Directions:
All of the data must be output without alteration.

Material for this exercise:
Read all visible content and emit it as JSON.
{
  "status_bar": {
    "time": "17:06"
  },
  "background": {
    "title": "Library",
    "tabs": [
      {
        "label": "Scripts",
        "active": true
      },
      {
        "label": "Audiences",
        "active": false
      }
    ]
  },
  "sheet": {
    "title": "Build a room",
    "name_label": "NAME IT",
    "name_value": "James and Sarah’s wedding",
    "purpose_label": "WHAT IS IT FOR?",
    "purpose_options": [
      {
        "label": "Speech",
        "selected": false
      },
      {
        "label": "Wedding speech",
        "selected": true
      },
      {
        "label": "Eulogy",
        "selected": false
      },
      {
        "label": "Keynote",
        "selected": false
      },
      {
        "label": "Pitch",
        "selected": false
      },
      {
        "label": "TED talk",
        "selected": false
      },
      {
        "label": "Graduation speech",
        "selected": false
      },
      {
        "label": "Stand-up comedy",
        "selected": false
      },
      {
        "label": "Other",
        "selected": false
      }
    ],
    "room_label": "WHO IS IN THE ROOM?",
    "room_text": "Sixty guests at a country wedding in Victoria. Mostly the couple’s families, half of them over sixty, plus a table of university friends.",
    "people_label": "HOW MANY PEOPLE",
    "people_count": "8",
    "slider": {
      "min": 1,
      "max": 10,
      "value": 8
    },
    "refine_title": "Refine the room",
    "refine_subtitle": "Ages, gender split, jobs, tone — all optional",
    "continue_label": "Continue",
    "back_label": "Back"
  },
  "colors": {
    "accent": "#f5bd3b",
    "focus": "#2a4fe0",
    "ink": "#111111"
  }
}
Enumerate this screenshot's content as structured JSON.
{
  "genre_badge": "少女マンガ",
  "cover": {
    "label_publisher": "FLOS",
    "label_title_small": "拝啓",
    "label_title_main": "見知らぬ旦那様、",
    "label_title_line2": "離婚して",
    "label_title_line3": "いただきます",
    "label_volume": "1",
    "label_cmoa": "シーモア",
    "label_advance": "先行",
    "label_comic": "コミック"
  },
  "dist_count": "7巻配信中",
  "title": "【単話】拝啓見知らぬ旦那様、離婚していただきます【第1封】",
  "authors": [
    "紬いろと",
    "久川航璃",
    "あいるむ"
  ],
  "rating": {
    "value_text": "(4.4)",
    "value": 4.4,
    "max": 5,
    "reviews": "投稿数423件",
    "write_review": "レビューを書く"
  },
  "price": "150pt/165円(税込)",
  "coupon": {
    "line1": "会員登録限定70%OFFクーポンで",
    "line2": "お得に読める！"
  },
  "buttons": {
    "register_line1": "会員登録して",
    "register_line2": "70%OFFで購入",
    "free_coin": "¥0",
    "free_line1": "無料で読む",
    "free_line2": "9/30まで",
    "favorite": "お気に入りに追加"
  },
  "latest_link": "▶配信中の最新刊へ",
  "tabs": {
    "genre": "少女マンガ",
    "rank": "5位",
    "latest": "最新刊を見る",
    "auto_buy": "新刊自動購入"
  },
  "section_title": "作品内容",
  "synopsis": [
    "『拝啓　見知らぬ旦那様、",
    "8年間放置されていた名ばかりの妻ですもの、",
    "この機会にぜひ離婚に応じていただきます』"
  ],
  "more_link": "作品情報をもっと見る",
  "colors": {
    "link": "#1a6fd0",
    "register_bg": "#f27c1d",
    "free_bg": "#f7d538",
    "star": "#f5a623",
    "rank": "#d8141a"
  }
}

Solution to the exercise:
Read all visible content and emit it as JSON.
{
  "status_bar": {
    "time": "17:06"
  },
  "background": {
    "title": "Library",
    "tabs": [
      {
        "label": "Scripts",
        "active": true
      },
      {
        "label": "Audiences",
        "active": false
      }
    ]
  },
  "sheet": {
    "title": "Build a room",
    "name_label": "NAME IT",
    "name_value": "James and Sarah’s wedding",
    "purpose_label": "WHAT IS IT FOR?",
    "purpose_options": [
      {
        "label": "Speech",
        "selected": false
      },
      {
        "label": "Wedding speech",
        "selected": true
      },
      {
        "label": "Eulogy",
        "selected": false
      },
      {
        "label": "Keynote",
        "selected": false
      },
      {
        "label": "Pitch",
        "selected": false
      },
      {
        "label": "TED talk",
        "selected": false
      },
      {
        "label": "Graduation speech",
        "selected": false
      },
      {
        "label": "Stand-up comedy",
        "selected": false
      },
      {
        "label": "Other",
        "selected": false
      }
    ],
    "room_label": "WHO IS IN THE ROOM?",
    "room_text": "Sixty guests at a country wedding in Victoria. Mostly the couple’s families, half of them over sixty, plus a table of university friends.",
    "people_label": "HOW MANY PEOPLE",
    "people_count": "8",
    "slider": {
      "min": 1,
      "max": 10,
      "value": 8
    },
    "refine_title": "Refine the room",
    "refine_subtitle": "Ages, gender split, jobs, tone — all optional",
    "continue_label": "Continue",
    "back_label": "Back"
  },
  "colors": {
    "accent": "#f5bd3b",
    "focus": "#2a4fe0",
    "ink": "#111111"
  }
}
Enumerate this screenshot's content as structured JSON.
{
  "genre_badge": "少女マンガ",
  "cover": {
    "label_publisher": "FLOS",
    "label_title_small": "拝啓",
    "label_title_main": "見知らぬ旦那様、",
    "label_title_line2": "離婚して",
    "label_title_line3": "いただきます",
    "label_volume": "1",
    "label_cmoa": "シーモア",
    "label_advance": "先行",
    "label_comic": "コミック"
  },
  "dist_count": "7巻配信中",
  "title": "【単話】拝啓見知らぬ旦那様、離婚していただきます【第1封】",
  "authors": [
    "紬いろと",
    "久川航璃",
    "あいるむ"
  ],
  "rating": {
    "value_text": "(4.4)",
    "value": 4.4,
    "max": 5,
    "reviews": "投稿数423件",
    "write_review": "レビューを書く"
  },
  "price": "150pt/165円(税込)",
  "coupon": {
    "line1": "会員登録限定70%OFFクーポンで",
    "line2": "お得に読める！"
  },
  "buttons": {
    "register_line1": "会員登録して",
    "register_line2": "70%OFFで購入",
    "free_coin": "¥0",
    "free_line1": "無料で読む",
    "free_line2": "9/30まで",
    "favorite": "お気に入りに追加"
  },
  "latest_link": "▶配信中の最新刊へ",
  "tabs": {
    "genre": "少女マンガ",
    "rank": "5位",
    "latest": "最新刊を見る",
    "auto_buy": "新刊自動購入"
  },
  "section_title": "作品内容",
  "synopsis": [
    "『拝啓　見知らぬ旦那様、",
    "8年間放置されていた名ばかりの妻ですもの、",
    "この機会にぜひ離婚に応じていただきます』"
  ],
  "more_link": "作品情報をもっと見る",
  "colors": {
    "link": "#1a6fd0",
    "register_bg": "#f27c1d",
    "free_bg": "#f7d538",
    "star": "#f5a623",
    "rank": "#d8141a"
  }
}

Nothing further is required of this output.